Defective MRT trains sent back to China manufacturer
26 China-made MRT trains found to be defective, sent back to manufacturer for repairs
Several China-made MRT trains have been found to be defective and are being shipped back to their manufacturer.
In a statement to the media yesterday, Mr Lee Ling Wee, the managing director of SMRT Trains, said cracks were found in 26 trains that were delivered in 2013.
"Our engineers discovered that 26 of the 35 trains delivered by the manufacturer had cracks in the structure connecting the car body and the bogie," he said.
A bogie refers to the structure underneath a train to which axles and wheels are attached.
Mr Lee said that all 26 defective trains are still under warranty and will be repaired by the manufacturer by 2023.
The defects were brought to light after online news portal FactWire reported yesterday that several train cars were seen being transported from SMRT's Bishan Depot to Jurong Port, and were believed to have been shipped to Qingdao, China, last month.
The report also alleged that these defects could have a serious impact.
FactWire quoted former Kowloon-Canton Railway Corporation acting chief executive officer Samuel Lai, who was reported as saying that train components usually cracked due to age.

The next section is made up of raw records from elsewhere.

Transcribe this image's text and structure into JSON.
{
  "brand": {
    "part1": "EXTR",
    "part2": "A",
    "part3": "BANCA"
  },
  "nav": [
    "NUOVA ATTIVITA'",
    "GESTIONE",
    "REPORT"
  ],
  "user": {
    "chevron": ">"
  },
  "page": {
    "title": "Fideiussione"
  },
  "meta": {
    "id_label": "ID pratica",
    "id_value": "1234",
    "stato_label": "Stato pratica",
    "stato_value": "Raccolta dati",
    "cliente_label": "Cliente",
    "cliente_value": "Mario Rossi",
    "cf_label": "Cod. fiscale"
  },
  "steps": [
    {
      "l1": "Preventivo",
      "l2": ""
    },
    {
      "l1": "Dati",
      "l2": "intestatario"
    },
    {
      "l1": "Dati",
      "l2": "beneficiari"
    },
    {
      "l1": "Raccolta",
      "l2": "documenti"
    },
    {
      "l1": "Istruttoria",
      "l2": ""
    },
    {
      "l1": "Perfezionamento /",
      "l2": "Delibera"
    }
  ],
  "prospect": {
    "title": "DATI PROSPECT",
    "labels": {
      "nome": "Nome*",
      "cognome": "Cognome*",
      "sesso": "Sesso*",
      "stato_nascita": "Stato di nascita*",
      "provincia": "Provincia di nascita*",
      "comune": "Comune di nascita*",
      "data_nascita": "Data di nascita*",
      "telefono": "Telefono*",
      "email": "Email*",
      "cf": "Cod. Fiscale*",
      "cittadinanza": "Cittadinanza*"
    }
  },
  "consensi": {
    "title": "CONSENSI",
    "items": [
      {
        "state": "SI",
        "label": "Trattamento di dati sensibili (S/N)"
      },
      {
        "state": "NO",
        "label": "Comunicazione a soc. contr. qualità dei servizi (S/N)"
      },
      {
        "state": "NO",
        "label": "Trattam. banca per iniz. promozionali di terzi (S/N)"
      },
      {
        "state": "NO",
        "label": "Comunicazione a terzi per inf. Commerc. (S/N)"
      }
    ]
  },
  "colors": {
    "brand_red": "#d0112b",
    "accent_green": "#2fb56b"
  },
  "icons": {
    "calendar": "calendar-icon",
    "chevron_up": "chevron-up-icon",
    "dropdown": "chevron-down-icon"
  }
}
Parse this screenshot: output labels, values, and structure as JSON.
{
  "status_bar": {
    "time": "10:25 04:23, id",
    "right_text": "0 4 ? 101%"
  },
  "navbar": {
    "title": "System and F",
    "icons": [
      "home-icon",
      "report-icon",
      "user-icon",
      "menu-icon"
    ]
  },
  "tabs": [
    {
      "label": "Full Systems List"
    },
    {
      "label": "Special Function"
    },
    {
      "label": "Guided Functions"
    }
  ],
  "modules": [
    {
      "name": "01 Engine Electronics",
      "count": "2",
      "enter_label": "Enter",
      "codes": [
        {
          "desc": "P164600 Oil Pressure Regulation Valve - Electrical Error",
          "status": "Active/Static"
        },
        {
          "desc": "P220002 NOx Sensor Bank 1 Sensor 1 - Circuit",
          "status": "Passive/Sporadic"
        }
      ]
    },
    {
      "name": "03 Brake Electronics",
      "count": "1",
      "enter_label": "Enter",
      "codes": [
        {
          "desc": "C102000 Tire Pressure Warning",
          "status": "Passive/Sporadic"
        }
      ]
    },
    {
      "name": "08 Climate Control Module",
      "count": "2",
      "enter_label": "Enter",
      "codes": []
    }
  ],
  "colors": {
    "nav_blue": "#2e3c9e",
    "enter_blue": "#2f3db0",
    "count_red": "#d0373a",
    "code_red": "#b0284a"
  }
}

He told FactWire: "It is very unusual for cracks to appear in new components, and you don't know how much pressure it can withstand after that, because running puts a lot of pressure on the train's car body."
A spokesman for the Land Transport Authority (LTA) said it had been working closely with train manufacturer, Kawasaki Heavy Industries and CSR Sifang, on the defects.

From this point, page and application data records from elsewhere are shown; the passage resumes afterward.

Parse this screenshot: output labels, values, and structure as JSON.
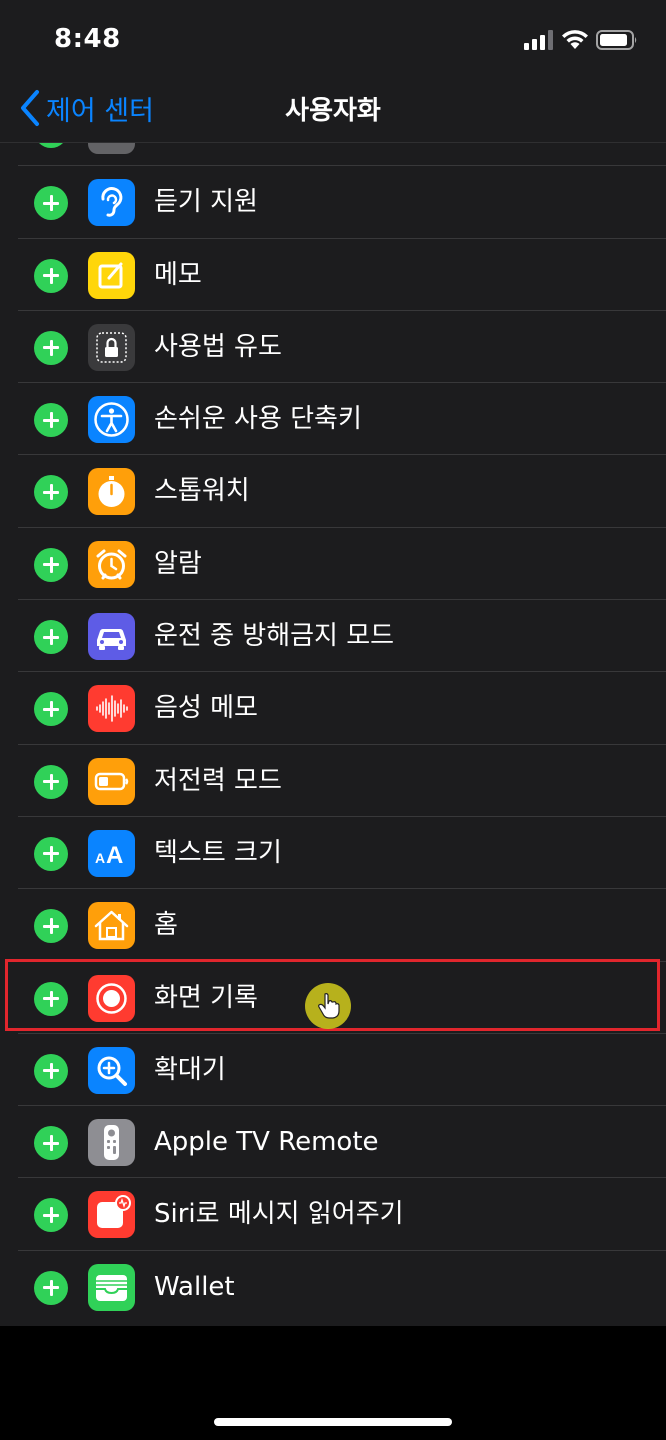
{
  "status_bar": {
    "time": "8:48"
  },
  "nav": {
    "back_label": "제어 센터",
    "title": "사용자화"
  },
  "list": {
    "items": [
      {
        "label": "",
        "icon": "dark-mode-icon",
        "color": "#636366"
      },
      {
        "label": "듣기 지원",
        "icon": "ear-icon",
        "color": "#0a84ff"
      },
      {
        "label": "메모",
        "icon": "notes-icon",
        "color": "#ffd60a"
      },
      {
        "label": "사용법 유도",
        "icon": "lock-icon",
        "color": "#3a3a3c"
      },
      {
        "label": "손쉬운 사용 단축키",
        "icon": "accessibility-icon",
        "color": "#0a84ff"
      },
      {
        "label": "스톱워치",
        "icon": "stopwatch-icon",
        "color": "#ff9f0a"
      },
      {
        "label": "알람",
        "icon": "alarm-icon",
        "color": "#ff9f0a"
      },
      {
        "label": "운전 중 방해금지 모드",
        "icon": "car-icon",
        "color": "#5e5ce6"
      },
      {
        "label": "음성 메모",
        "icon": "waveform-icon",
        "color": "#ff3b30"
      },
      {
        "label": "저전력 모드",
        "icon": "battery-icon",
        "color": "#ff9f0a"
      },
      {
        "label": "텍스트 크기",
        "icon": "text-size-icon",
        "color": "#0a84ff"
      },
      {
        "label": "홈",
        "icon": "home-icon",
        "color": "#ff9f0a"
      },
      {
        "label": "화면 기록",
        "icon": "record-icon",
        "color": "#ff3b30"
      },
      {
        "label": "확대기",
        "icon": "magnifier-icon",
        "color": "#0a84ff"
      },
      {
        "label": "Apple TV Remote",
        "icon": "remote-icon",
        "color": "#8e8e93"
      },
      {
        "label": "Siri로 메시지 읽어주기",
        "icon": "siri-message-icon",
        "color": "#ff3b30"
      },
      {
        "label": "Wallet",
        "icon": "wallet-icon",
        "color": "#30d158"
      }
    ]
  },
  "highlighted_item": "화면 기록"
}
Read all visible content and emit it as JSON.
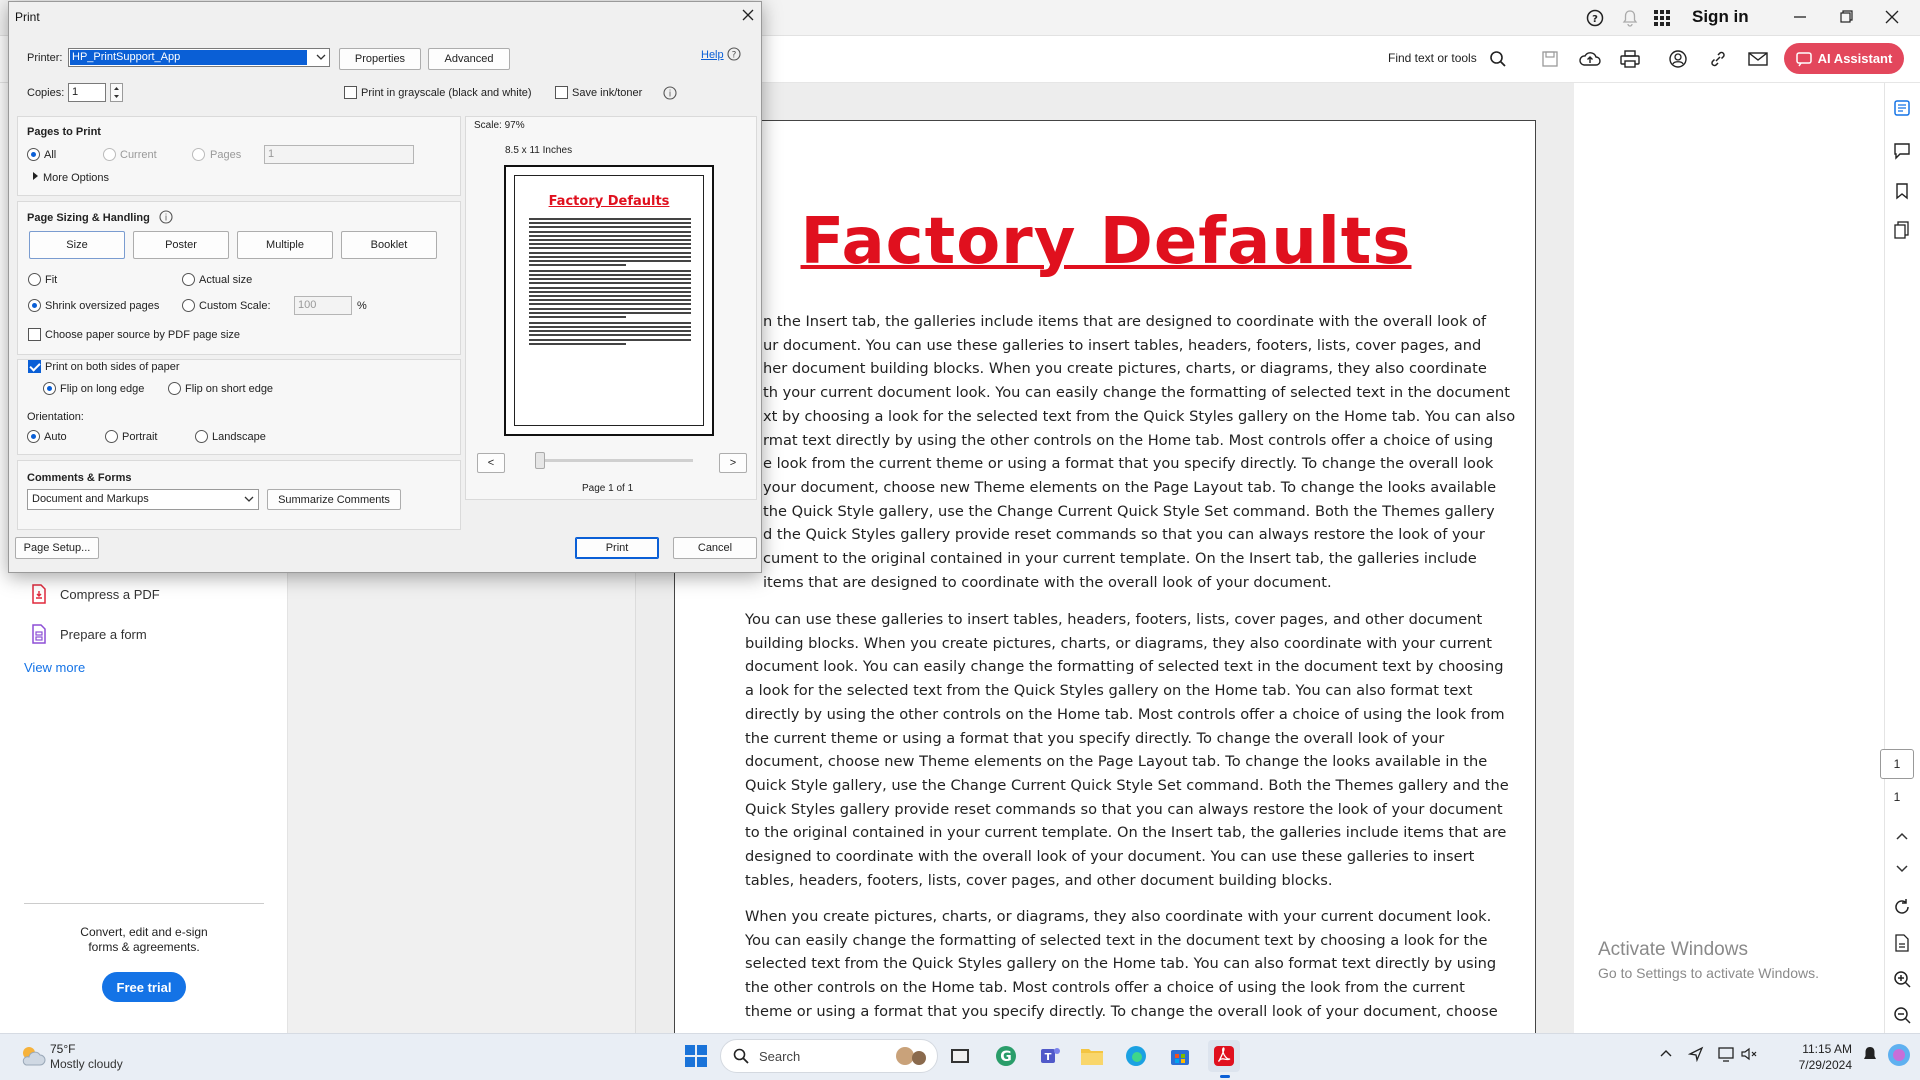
{
  "app": {
    "sign_in": "Sign in",
    "find_text": "Find text or tools",
    "ai_assistant": "AI Assistant"
  },
  "left_panel": {
    "items": [
      {
        "label": "Compress a PDF",
        "icon": "compress-pdf-icon",
        "color": "#e0293c"
      },
      {
        "label": "Prepare a form",
        "icon": "prepare-form-icon",
        "color": "#8d4fd6"
      }
    ],
    "view_more": "View more",
    "promo_line1": "Convert, edit and e-sign",
    "promo_line2": "forms & agreements.",
    "free_trial": "Free trial"
  },
  "document": {
    "title": "Factory Defaults",
    "p1_lines": [
      "n the Insert tab, the galleries include items that are designed to coordinate with the overall look of",
      "ur document. You can use these galleries to insert tables, headers, footers, lists, cover pages, and",
      "her document building blocks. When you create pictures, charts, or diagrams, they also coordinate",
      "th your current document look. You can easily change the formatting of selected text in the document",
      "xt by choosing a look for the selected text from the Quick Styles gallery on the Home tab. You can also",
      "rmat text directly by using the other controls on the Home tab. Most controls offer a choice of using",
      "e look from the current theme or using a format that you specify directly. To change the overall look",
      "your document, choose new Theme elements on the Page Layout tab. To change the looks available",
      "the Quick Style gallery, use the Change Current Quick Style Set command. Both the Themes gallery",
      "d the Quick Styles gallery provide reset commands so that you can always restore the look of your",
      "cument to the original contained in your current template. On the Insert tab, the galleries include",
      "items that are designed to coordinate with the overall look of your document."
    ],
    "p2_lines": [
      "You can use these galleries to insert tables, headers, footers, lists, cover pages, and other document",
      "building blocks. When you create pictures, charts, or diagrams, they also coordinate with your current",
      "document look. You can easily change the formatting of selected text in the document text by choosing",
      "a look for the selected text from the Quick Styles gallery on the Home tab. You can also format text",
      "directly by using the other controls on the Home tab. Most controls offer a choice of using the look from",
      "the current theme or using a format that you specify directly. To change the overall look of your",
      "document, choose new Theme elements on the Page Layout tab. To change the looks available in the",
      "Quick Style gallery, use the Change Current Quick Style Set command. Both the Themes gallery and the",
      "Quick Styles gallery provide reset commands so that you can always restore the look of your document",
      "to the original contained in your current template. On the Insert tab, the galleries include items that are",
      "designed to coordinate with the overall look of your document. You can use these galleries to insert",
      "tables, headers, footers, lists, cover pages, and other document building blocks."
    ],
    "p3_lines": [
      "When you create pictures, charts, or diagrams, they also coordinate with your current document look.",
      "You can easily change the formatting of selected text in the document text by choosing a look for the",
      "selected text from the Quick Styles gallery on the Home tab. You can also format text directly by using",
      "the other controls on the Home tab. Most controls offer a choice of using the look from the current",
      "theme or using a format that you specify directly. To change the overall look of your document, choose"
    ]
  },
  "page_nav": {
    "current": "1",
    "total": "1"
  },
  "watermark": {
    "line1": "Activate Windows",
    "line2": "Go to Settings to activate Windows."
  },
  "taskbar": {
    "temp": "75°F",
    "weather": "Mostly cloudy",
    "search": "Search",
    "time": "11:15 AM",
    "date": "7/29/2024"
  },
  "dialog": {
    "title": "Print",
    "printer_label": "Printer:",
    "printer_value": "HP_PrintSupport_App",
    "properties": "Properties",
    "advanced": "Advanced",
    "help": "Help",
    "copies_label": "Copies:",
    "copies_value": "1",
    "grayscale": "Print in grayscale (black and white)",
    "save_ink": "Save ink/toner",
    "pages_to_print": "Pages to Print",
    "all": "All",
    "current": "Current",
    "pages": "Pages",
    "pages_value": "1",
    "more_options": "More Options",
    "sizing": "Page Sizing & Handling",
    "size": "Size",
    "poster": "Poster",
    "multiple": "Multiple",
    "booklet": "Booklet",
    "fit": "Fit",
    "actual_size": "Actual size",
    "shrink": "Shrink oversized pages",
    "custom_scale": "Custom Scale:",
    "custom_value": "100",
    "percent": "%",
    "choose_paper": "Choose paper source by PDF page size",
    "both_sides": "Print on both sides of paper",
    "flip_long": "Flip on long edge",
    "flip_short": "Flip on short edge",
    "orientation": "Orientation:",
    "auto": "Auto",
    "portrait": "Portrait",
    "landscape": "Landscape",
    "comments_forms": "Comments & Forms",
    "comments_value": "Document and Markups",
    "summarize": "Summarize Comments",
    "scale": "Scale:  97%",
    "paper_size": "8.5 x 11 Inches",
    "preview_title": "Factory Defaults",
    "prev": "<",
    "next": ">",
    "page_of": "Page 1 of 1",
    "page_setup": "Page Setup...",
    "print": "Print",
    "cancel": "Cancel"
  }
}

The defects, said the spokesman, "are not safety-critical" and "do not affect the train's systems or performance".
Kawasaki Heavy Industries is a Japanese company that oversees the design of the trains, while CSR Sifang is a Chinese company that manufactures and tests them. The two formed a consortium and have won multiple contracts from SMRT, supplying other batches of trains.

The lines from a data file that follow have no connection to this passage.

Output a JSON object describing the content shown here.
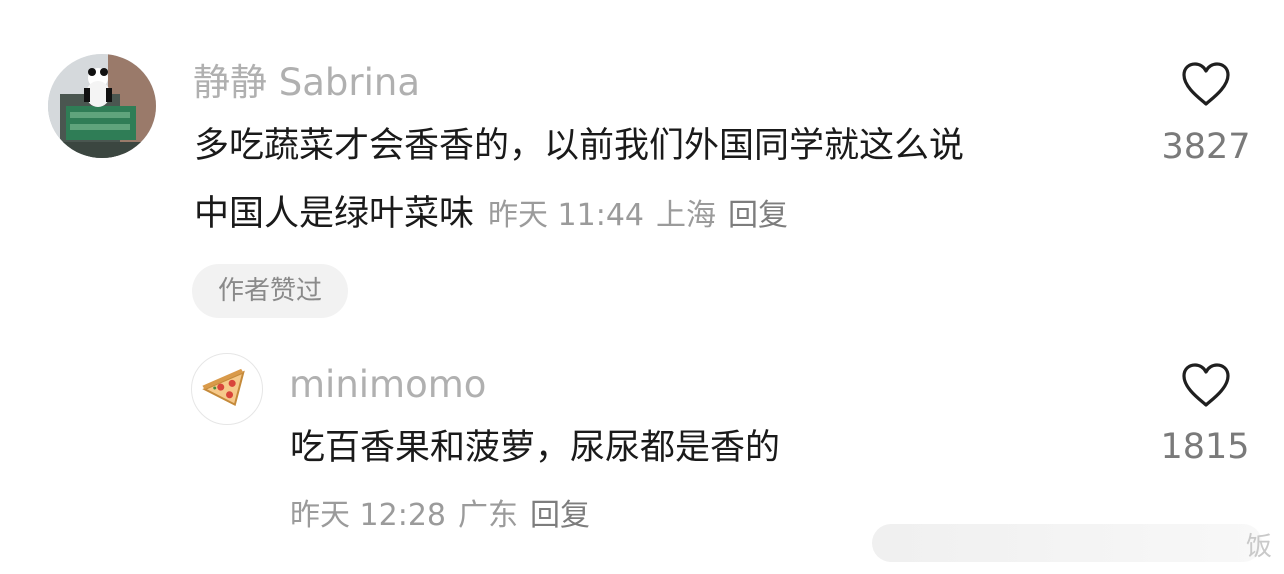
{
  "comment1": {
    "username": "静静 Sabrina",
    "text_line1": "多吃蔬菜才会香香的，以前我们外国同学就这么说",
    "text_line2": "中国人是绿叶菜味",
    "time": "昨天 11:44",
    "location": "上海",
    "reply": "回复",
    "badge": "作者赞过",
    "likes": "3827",
    "avatar_icon": "panda-building-photo"
  },
  "comment2": {
    "username": "minimomo",
    "text": "吃百香果和菠萝，尿尿都是香的",
    "time": "昨天 12:28",
    "location": "广东",
    "reply": "回复",
    "likes": "1815",
    "avatar_icon": "pizza-slice-icon"
  },
  "watermark_text": "饭"
}
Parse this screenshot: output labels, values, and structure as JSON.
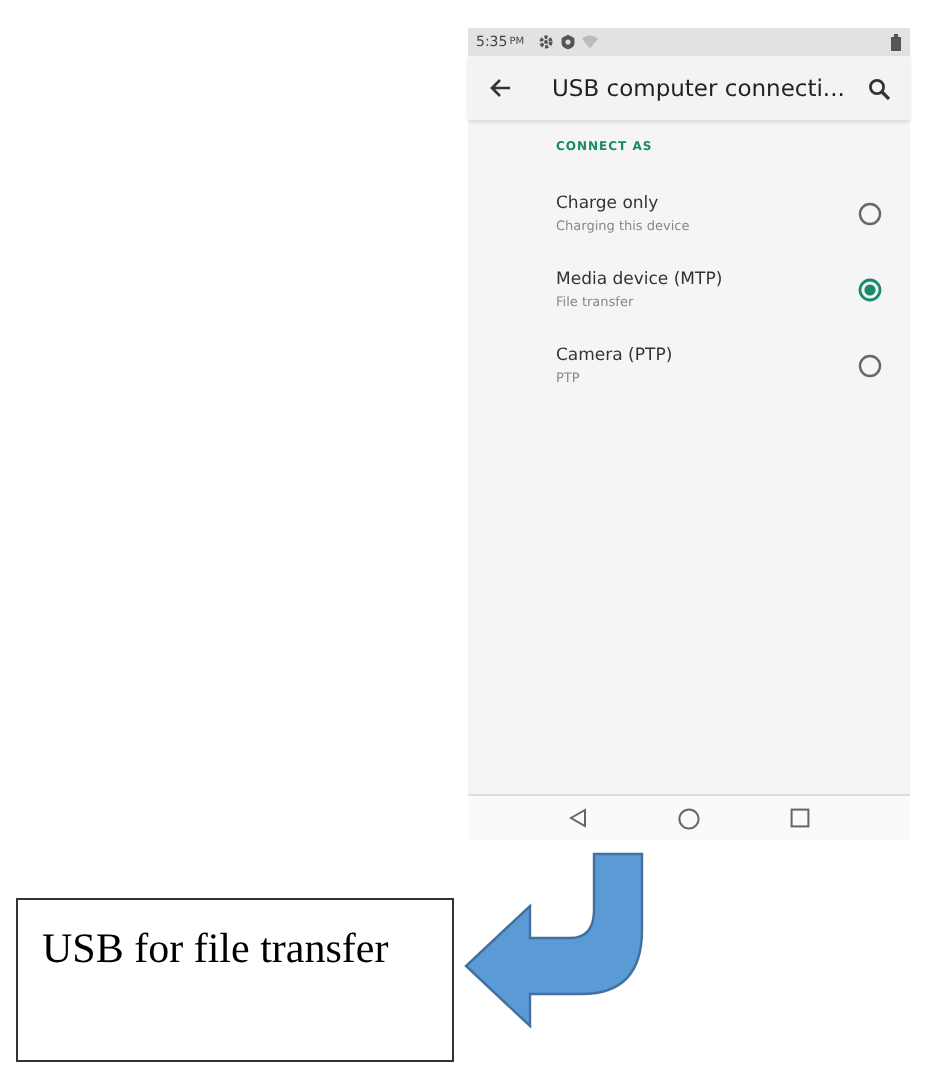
{
  "status_bar": {
    "time": "5:35",
    "ampm": "PM"
  },
  "app_bar": {
    "title": "USB computer connecti..."
  },
  "section_header": "CONNECT AS",
  "options": [
    {
      "title": "Charge only",
      "subtitle": "Charging this device",
      "selected": false
    },
    {
      "title": "Media device (MTP)",
      "subtitle": "File transfer",
      "selected": true
    },
    {
      "title": "Camera (PTP)",
      "subtitle": "PTP",
      "selected": false
    }
  ],
  "callout": {
    "text": "USB for file transfer"
  }
}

In May last year, a report in The Straits Times noted that a batch of 45 new trains from the consortium were being delivered for use on the North-South and East-West lines.
Both SMRT and LTA said that trains in Singapore are extensively tested before being put into service.
"To ensure that the trains are safe for passenger service at all times, we have been monitoring the defects closely," said Mr Lee.
"A monthly safety assessment is also conducted by the LTA and manufacturer before the train is put into service."
It is not known if any of the defective trains were previously used in service before the defects were detected.
The LTA spokesman said: "Every train also undergoes a comprehensive regime of static and dynamic testing as well as interface testing to ensure its structural and operational integrity.
"After the testing is completed, the trains are delivered to Singapore for further testing before they are placed for passenger service."